Time Out says
Stockholmers are obsessed with nature and Djurgården’s calm waterside and woodland trails offer a chance to trace the footsteps of the well-heeled families living in the surrounding neighbourhood. If you’re into museums, the island also boasts several of the capital’s most popular attractions. At the open-air Skansen, visitors can stroll through five centuries of Swedish houses and farmsteads and observe wild Nordic animals. The Vasa Museum is home to a giant 17th century salvaged ship, while Abba The Museum combines nostalgic memorabilia with quirky interactive exhibits. Although Djurgården is easy to access from the city centre by tram or on foot, it’s well worth hopping on a public ferry from Slussen (you can use a regular SL transport card), for dazzling views across Stockholm’s historic Old Town and the capital’s most expensive, yacht-packed street, Strandvägen.

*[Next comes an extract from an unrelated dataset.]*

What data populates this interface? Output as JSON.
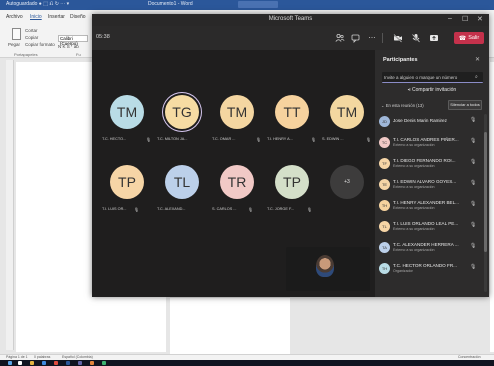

Time Out tip: Food options on Djurgården are pricey and there’s no proper supermarket. Pack a picnic and tuck in on the waterfront behind the Vasa Museum, or find a spot off one of the grassy trails.